* [EXERCISE MATERIAL]:
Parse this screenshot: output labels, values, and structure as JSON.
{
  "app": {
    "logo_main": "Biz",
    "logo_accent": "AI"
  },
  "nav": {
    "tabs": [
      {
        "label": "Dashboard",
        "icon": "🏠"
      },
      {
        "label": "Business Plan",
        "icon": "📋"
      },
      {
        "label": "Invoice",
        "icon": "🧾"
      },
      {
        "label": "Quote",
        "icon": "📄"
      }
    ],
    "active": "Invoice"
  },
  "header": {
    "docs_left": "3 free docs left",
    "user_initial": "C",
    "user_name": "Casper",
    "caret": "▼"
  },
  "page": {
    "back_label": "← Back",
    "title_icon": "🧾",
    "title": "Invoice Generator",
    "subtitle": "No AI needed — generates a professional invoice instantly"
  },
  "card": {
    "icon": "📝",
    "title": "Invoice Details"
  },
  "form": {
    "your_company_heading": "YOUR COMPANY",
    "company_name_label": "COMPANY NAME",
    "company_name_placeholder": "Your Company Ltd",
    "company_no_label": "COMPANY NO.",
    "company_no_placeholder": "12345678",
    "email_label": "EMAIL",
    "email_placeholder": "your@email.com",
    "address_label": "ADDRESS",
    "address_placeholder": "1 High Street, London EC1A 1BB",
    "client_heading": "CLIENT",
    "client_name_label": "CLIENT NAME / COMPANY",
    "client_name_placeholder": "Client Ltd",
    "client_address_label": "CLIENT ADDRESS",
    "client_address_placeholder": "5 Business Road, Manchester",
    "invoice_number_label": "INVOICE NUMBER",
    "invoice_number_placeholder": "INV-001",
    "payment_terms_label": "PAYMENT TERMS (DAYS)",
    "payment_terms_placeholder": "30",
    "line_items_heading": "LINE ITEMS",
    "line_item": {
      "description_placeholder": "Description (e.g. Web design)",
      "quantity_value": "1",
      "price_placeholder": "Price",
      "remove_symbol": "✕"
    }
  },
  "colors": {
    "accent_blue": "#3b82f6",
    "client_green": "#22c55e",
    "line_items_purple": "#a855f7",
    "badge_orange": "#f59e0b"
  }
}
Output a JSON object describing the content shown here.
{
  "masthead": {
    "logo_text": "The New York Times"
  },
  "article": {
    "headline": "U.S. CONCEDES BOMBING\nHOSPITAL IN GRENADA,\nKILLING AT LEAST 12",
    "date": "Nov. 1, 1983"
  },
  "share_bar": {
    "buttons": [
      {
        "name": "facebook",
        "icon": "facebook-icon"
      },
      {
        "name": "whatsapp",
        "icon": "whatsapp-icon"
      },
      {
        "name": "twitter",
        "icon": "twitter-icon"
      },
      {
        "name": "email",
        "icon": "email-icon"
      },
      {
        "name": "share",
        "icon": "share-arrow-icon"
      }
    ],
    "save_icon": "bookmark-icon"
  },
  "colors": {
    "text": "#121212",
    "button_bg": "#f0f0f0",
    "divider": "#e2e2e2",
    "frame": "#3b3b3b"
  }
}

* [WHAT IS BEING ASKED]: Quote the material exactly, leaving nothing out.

* [SOLUTION TO THIS PROBLEM]:
Parse this screenshot: output labels, values, and structure as JSON.
{
  "app": {
    "logo_main": "Biz",
    "logo_accent": "AI"
  },
  "nav": {
    "tabs": [
      {
        "label": "Dashboard",
        "icon": "🏠"
      },
      {
        "label": "Business Plan",
        "icon": "📋"
      },
      {
        "label": "Invoice",
        "icon": "🧾"
      },
      {
        "label": "Quote",
        "icon": "📄"
      }
    ],
    "active": "Invoice"
  },
  "header": {
    "docs_left": "3 free docs left",
    "user_initial": "C",
    "user_name": "Casper",
    "caret": "▼"
  },
  "page": {
    "back_label": "← Back",
    "title_icon": "🧾",
    "title": "Invoice Generator",
    "subtitle": "No AI needed — generates a professional invoice instantly"
  },
  "card": {
    "icon": "📝",
    "title": "Invoice Details"
  },
  "form": {
    "your_company_heading": "YOUR COMPANY",
    "company_name_label": "COMPANY NAME",
    "company_name_placeholder": "Your Company Ltd",
    "company_no_label": "COMPANY NO.",
    "company_no_placeholder": "12345678",
    "email_label": "EMAIL",
    "email_placeholder": "your@email.com",
    "address_label": "ADDRESS",
    "address_placeholder": "1 High Street, London EC1A 1BB",
    "client_heading": "CLIENT",
    "client_name_label": "CLIENT NAME / COMPANY",
    "client_name_placeholder": "Client Ltd",
    "client_address_label": "CLIENT ADDRESS",
    "client_address_placeholder": "5 Business Road, Manchester",
    "invoice_number_label": "INVOICE NUMBER",
    "invoice_number_placeholder": "INV-001",
    "payment_terms_label": "PAYMENT TERMS (DAYS)",
    "payment_terms_placeholder": "30",
    "line_items_heading": "LINE ITEMS",
    "line_item": {
      "description_placeholder": "Description (e.g. Web design)",
      "quantity_value": "1",
      "price_placeholder": "Price",
      "remove_symbol": "✕"
    }
  },
  "colors": {
    "accent_blue": "#3b82f6",
    "client_green": "#22c55e",
    "line_items_purple": "#a855f7",
    "badge_orange": "#f59e0b"
  }
}
Output a JSON object describing the content shown here.
{
  "masthead": {
    "logo_text": "The New York Times"
  },
  "article": {
    "headline": "U.S. CONCEDES BOMBING\nHOSPITAL IN GRENADA,\nKILLING AT LEAST 12",
    "date": "Nov. 1, 1983"
  },
  "share_bar": {
    "buttons": [
      {
        "name": "facebook",
        "icon": "facebook-icon"
      },
      {
        "name": "whatsapp",
        "icon": "whatsapp-icon"
      },
      {
        "name": "twitter",
        "icon": "twitter-icon"
      },
      {
        "name": "email",
        "icon": "email-icon"
      },
      {
        "name": "share",
        "icon": "share-arrow-icon"
      }
    ],
    "save_icon": "bookmark-icon"
  },
  "colors": {
    "text": "#121212",
    "button_bg": "#f0f0f0",
    "divider": "#e2e2e2",
    "frame": "#3b3b3b"
  }
}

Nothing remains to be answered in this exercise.